**Instructions to follow:** The reply should reproduce every line of the data below word for word, minus any images.
____
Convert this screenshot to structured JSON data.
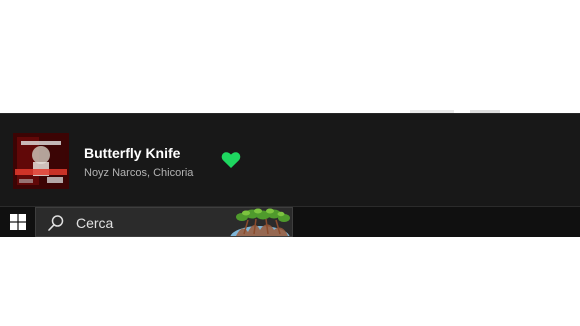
{
  "player": {
    "track_title": "Butterfly Knife",
    "track_artists": "Noyz Narcos, Chicoria",
    "liked": true,
    "like_color": "#1ed760",
    "album_art_icon": "album-cover"
  },
  "taskbar": {
    "start_icon": "windows-logo-icon",
    "search_placeholder": "Cerca",
    "search_icon": "search-icon",
    "search_highlight_icon": "search-highlight-illustration"
  },
  "colors": {
    "player_background": "#181818",
    "taskbar_background": "#101010",
    "search_background": "#2b2b2b",
    "accent": "#1ed760"
  }
}
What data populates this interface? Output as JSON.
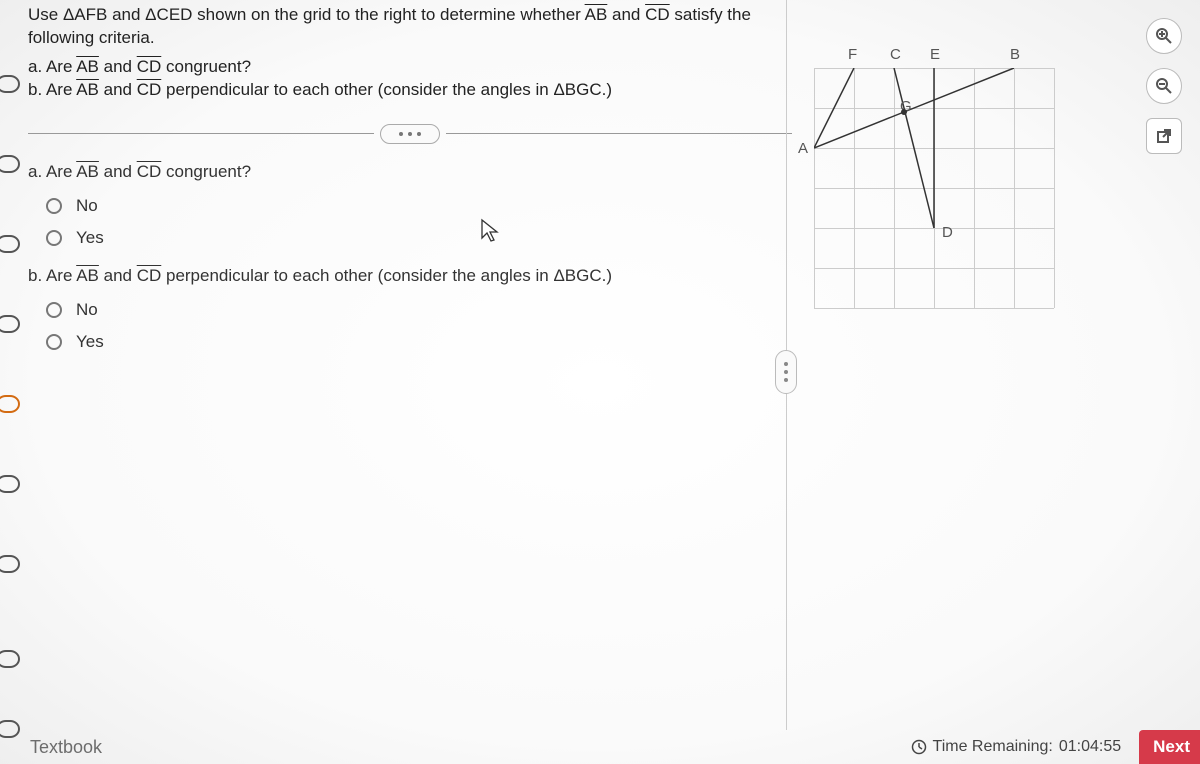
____
**Answer to this exercise:**
Convert this screenshot to structured JSON data.
{
  "player": {
    "track_title": "Butterfly Knife",
    "track_artists": "Noyz Narcos, Chicoria",
    "liked": true,
    "like_color": "#1ed760",
    "album_art_icon": "album-cover"
  },
  "taskbar": {
    "start_icon": "windows-logo-icon",
    "search_placeholder": "Cerca",
    "search_icon": "search-icon",
    "search_highlight_icon": "search-highlight-illustration"
  },
  "colors": {
    "player_background": "#181818",
    "taskbar_background": "#101010",
    "search_background": "#2b2b2b",
    "accent": "#1ed760"
  }
}
What data populates this interface? Output as JSON.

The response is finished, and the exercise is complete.